      At the fence I ceased to lead, and we crept near the gin-house from three sides, warily, though all the chances were that wherever Oliver lay he was heavy with drink. The Colonel stole in alone. He was lost to us for, I should say, five minutes; they seemed thirty; then there pealed upon the stillness an uproarious laugh mingled with oaths and curses, sounds of a plunge, a struggle, a groan, and old Dismukes calling "Come, boys, I've got him! Take it easy, take it easy, I've got him on the floor by the hair of his head; call Gholson!"

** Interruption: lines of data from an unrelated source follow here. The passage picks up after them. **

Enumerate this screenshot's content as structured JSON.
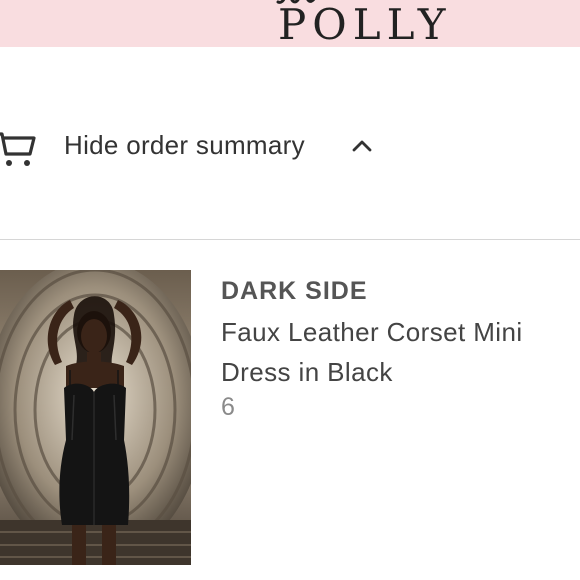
{
  "header": {
    "logo_text": "POLLY",
    "background_color": "#f9dde0"
  },
  "order_summary": {
    "toggle_label": "Hide order summary",
    "cart_icon": "cart-icon",
    "chevron_icon": "chevron-up-icon"
  },
  "product": {
    "brand": "DARK SIDE",
    "title": "Faux Leather Corset Mini Dress in Black",
    "variant": "6"
  }
}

      CHAPTER EIGHTSuch reflections flitted hazily through the Doctor's mind as he strove in vain to find a practical solution of the problem. What was the clock? He knew, from hearsay, that it was situated at the back of this strange being's head. Tom Driver had seen it, and described it in his clumsy fashion. Since that episode the Doctor had visualised something in the nature of an instrument affixed to the Clockwork man's head, and perhaps connected with his cerebral processes. Was it a kind of super-brain? Had there been found some means of lengthening the convolutions of the human brain, so that man's thought travelled further and so enabled him to arrive more swiftly at ultimate conclusions? That seemed suggestive. It must be that in some way the cerebral energy of man had been stored up, as electricity in a battery, and then released by mechanical processes.


      THE CLOCKWORK MAN EXPLAINS HIMSELF"But, Lieutenant, you don't know she loves him; there are signs, I admit; but proofs, no. She's lost color, and her curves are more slender, but, my goodness! a dozen things might account for that."


      The game restarted. Tanner, who had by this time taken eight wickets for just under a hundred runs, put down a slow, tricky one. Everybody agreed, in discussing the matter afterwards, that the Clockwork man never shifted his position or moved a muscle until the ball pitched, slightly to the off. Nobody seems to have seen exactly what happened, but there was a sudden ear-piercing crack and a swoop of dust.